:: What you are asked to do ::
Every entry that follows is to be duplicated exactly.

Collection entries:

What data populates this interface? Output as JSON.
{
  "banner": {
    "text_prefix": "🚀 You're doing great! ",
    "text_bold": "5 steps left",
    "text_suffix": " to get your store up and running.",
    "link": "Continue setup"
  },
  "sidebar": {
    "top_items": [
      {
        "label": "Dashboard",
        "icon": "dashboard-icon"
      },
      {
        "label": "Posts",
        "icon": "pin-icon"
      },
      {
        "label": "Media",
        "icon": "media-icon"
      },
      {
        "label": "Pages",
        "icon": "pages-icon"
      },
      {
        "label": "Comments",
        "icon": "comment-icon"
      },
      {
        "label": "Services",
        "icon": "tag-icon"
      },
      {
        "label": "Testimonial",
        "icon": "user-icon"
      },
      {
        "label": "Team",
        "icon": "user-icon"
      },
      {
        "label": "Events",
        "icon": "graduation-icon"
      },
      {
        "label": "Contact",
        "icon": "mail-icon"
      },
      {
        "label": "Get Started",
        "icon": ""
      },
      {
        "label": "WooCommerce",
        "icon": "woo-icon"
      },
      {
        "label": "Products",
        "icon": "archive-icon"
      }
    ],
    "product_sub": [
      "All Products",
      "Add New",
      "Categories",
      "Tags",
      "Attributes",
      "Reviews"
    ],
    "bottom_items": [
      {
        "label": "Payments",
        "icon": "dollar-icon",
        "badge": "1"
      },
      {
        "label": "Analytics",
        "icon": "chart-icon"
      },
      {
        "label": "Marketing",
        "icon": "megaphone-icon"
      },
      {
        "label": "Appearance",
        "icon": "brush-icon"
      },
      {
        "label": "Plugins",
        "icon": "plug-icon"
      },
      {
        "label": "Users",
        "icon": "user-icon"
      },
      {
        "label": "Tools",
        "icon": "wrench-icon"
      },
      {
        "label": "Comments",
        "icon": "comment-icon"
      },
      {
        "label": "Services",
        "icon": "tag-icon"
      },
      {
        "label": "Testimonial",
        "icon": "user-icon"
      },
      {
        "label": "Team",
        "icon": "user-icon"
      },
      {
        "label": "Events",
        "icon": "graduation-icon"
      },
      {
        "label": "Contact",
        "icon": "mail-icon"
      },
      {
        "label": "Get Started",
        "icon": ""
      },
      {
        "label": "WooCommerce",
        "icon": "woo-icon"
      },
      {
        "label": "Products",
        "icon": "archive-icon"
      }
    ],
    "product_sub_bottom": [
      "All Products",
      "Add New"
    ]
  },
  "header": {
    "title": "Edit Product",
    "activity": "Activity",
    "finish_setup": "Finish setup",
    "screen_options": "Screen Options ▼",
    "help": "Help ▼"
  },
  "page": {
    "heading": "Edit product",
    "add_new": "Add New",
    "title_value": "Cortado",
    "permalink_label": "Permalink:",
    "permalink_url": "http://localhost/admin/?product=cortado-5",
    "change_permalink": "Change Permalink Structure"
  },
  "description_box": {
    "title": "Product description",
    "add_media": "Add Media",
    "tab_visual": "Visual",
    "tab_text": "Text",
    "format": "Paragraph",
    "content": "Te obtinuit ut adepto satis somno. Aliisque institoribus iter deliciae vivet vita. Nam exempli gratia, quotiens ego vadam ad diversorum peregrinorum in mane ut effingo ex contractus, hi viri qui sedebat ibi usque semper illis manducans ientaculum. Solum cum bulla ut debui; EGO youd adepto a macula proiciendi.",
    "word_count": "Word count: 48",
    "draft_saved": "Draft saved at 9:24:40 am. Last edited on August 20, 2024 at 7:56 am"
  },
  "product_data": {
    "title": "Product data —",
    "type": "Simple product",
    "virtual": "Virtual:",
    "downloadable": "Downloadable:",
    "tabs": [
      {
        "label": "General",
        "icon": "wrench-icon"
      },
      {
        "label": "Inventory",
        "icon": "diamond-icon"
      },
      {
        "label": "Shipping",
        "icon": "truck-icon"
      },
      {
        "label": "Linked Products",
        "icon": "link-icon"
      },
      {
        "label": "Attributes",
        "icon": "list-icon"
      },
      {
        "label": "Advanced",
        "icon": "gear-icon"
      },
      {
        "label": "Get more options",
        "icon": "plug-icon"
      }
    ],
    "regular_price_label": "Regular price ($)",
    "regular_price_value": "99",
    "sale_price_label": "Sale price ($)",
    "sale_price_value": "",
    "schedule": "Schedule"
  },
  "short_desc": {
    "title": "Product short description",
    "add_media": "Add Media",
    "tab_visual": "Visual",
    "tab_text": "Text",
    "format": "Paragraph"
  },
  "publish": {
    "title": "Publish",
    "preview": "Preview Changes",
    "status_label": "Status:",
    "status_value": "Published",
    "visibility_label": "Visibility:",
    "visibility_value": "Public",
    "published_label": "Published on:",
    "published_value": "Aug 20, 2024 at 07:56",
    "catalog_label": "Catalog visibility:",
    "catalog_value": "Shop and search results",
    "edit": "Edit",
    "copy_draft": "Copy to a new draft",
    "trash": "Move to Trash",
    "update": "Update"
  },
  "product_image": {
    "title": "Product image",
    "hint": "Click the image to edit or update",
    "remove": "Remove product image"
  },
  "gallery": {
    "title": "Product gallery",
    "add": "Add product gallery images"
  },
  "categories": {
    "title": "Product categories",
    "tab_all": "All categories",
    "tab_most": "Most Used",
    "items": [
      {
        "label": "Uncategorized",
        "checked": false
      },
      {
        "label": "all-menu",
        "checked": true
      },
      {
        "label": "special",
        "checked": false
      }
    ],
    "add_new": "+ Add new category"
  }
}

:: Reply to the task ::
What data populates this interface? Output as JSON.
{
  "banner": {
    "text_prefix": "🚀 You're doing great! ",
    "text_bold": "5 steps left",
    "text_suffix": " to get your store up and running.",
    "link": "Continue setup"
  },
  "sidebar": {
    "top_items": [
      {
        "label": "Dashboard",
        "icon": "dashboard-icon"
      },
      {
        "label": "Posts",
        "icon": "pin-icon"
      },
      {
        "label": "Media",
        "icon": "media-icon"
      },
      {
        "label": "Pages",
        "icon": "pages-icon"
      },
      {
        "label": "Comments",
        "icon": "comment-icon"
      },
      {
        "label": "Services",
        "icon": "tag-icon"
      },
      {
        "label": "Testimonial",
        "icon": "user-icon"
      },
      {
        "label": "Team",
        "icon": "user-icon"
      },
      {
        "label": "Events",
        "icon": "graduation-icon"
      },
      {
        "label": "Contact",
        "icon": "mail-icon"
      },
      {
        "label": "Get Started",
        "icon": ""
      },
      {
        "label": "WooCommerce",
        "icon": "woo-icon"
      },
      {
        "label": "Products",
        "icon": "archive-icon"
      }
    ],
    "product_sub": [
      "All Products",
      "Add New",
      "Categories",
      "Tags",
      "Attributes",
      "Reviews"
    ],
    "bottom_items": [
      {
        "label": "Payments",
        "icon": "dollar-icon",
        "badge": "1"
      },
      {
        "label": "Analytics",
        "icon": "chart-icon"
      },
      {
        "label": "Marketing",
        "icon": "megaphone-icon"
      },
      {
        "label": "Appearance",
        "icon": "brush-icon"
      },
      {
        "label": "Plugins",
        "icon": "plug-icon"
      },
      {
        "label": "Users",
        "icon": "user-icon"
      },
      {
        "label": "Tools",
        "icon": "wrench-icon"
      },
      {
        "label": "Comments",
        "icon": "comment-icon"
      },
      {
        "label": "Services",
        "icon": "tag-icon"
      },
      {
        "label": "Testimonial",
        "icon": "user-icon"
      },
      {
        "label": "Team",
        "icon": "user-icon"
      },
      {
        "label": "Events",
        "icon": "graduation-icon"
      },
      {
        "label": "Contact",
        "icon": "mail-icon"
      },
      {
        "label": "Get Started",
        "icon": ""
      },
      {
        "label": "WooCommerce",
        "icon": "woo-icon"
      },
      {
        "label": "Products",
        "icon": "archive-icon"
      }
    ],
    "product_sub_bottom": [
      "All Products",
      "Add New"
    ]
  },
  "header": {
    "title": "Edit Product",
    "activity": "Activity",
    "finish_setup": "Finish setup",
    "screen_options": "Screen Options ▼",
    "help": "Help ▼"
  },
  "page": {
    "heading": "Edit product",
    "add_new": "Add New",
    "title_value": "Cortado",
    "permalink_label": "Permalink:",
    "permalink_url": "http://localhost/admin/?product=cortado-5",
    "change_permalink": "Change Permalink Structure"
  },
  "description_box": {
    "title": "Product description",
    "add_media": "Add Media",
    "tab_visual": "Visual",
    "tab_text": "Text",
    "format": "Paragraph",
    "content": "Te obtinuit ut adepto satis somno. Aliisque institoribus iter deliciae vivet vita. Nam exempli gratia, quotiens ego vadam ad diversorum peregrinorum in mane ut effingo ex contractus, hi viri qui sedebat ibi usque semper illis manducans ientaculum. Solum cum bulla ut debui; EGO youd adepto a macula proiciendi.",
    "word_count": "Word count: 48",
    "draft_saved": "Draft saved at 9:24:40 am. Last edited on August 20, 2024 at 7:56 am"
  },
  "product_data": {
    "title": "Product data —",
    "type": "Simple product",
    "virtual": "Virtual:",
    "downloadable": "Downloadable:",
    "tabs": [
      {
        "label": "General",
        "icon": "wrench-icon"
      },
      {
        "label": "Inventory",
        "icon": "diamond-icon"
      },
      {
        "label": "Shipping",
        "icon": "truck-icon"
      },
      {
        "label": "Linked Products",
        "icon": "link-icon"
      },
      {
        "label": "Attributes",
        "icon": "list-icon"
      },
      {
        "label": "Advanced",
        "icon": "gear-icon"
      },
      {
        "label": "Get more options",
        "icon": "plug-icon"
      }
    ],
    "regular_price_label": "Regular price ($)",
    "regular_price_value": "99",
    "sale_price_label": "Sale price ($)",
    "sale_price_value": "",
    "schedule": "Schedule"
  },
  "short_desc": {
    "title": "Product short description",
    "add_media": "Add Media",
    "tab_visual": "Visual",
    "tab_text": "Text",
    "format": "Paragraph"
  },
  "publish": {
    "title": "Publish",
    "preview": "Preview Changes",
    "status_label": "Status:",
    "status_value": "Published",
    "visibility_label": "Visibility:",
    "visibility_value": "Public",
    "published_label": "Published on:",
    "published_value": "Aug 20, 2024 at 07:56",
    "catalog_label": "Catalog visibility:",
    "catalog_value": "Shop and search results",
    "edit": "Edit",
    "copy_draft": "Copy to a new draft",
    "trash": "Move to Trash",
    "update": "Update"
  },
  "product_image": {
    "title": "Product image",
    "hint": "Click the image to edit or update",
    "remove": "Remove product image"
  },
  "gallery": {
    "title": "Product gallery",
    "add": "Add product gallery images"
  },
  "categories": {
    "title": "Product categories",
    "tab_all": "All categories",
    "tab_most": "Most Used",
    "items": [
      {
        "label": "Uncategorized",
        "checked": false
      },
      {
        "label": "all-menu",
        "checked": true
      },
      {
        "label": "special",
        "checked": false
      }
    ],
    "add_new": "+ Add new category"
  }
}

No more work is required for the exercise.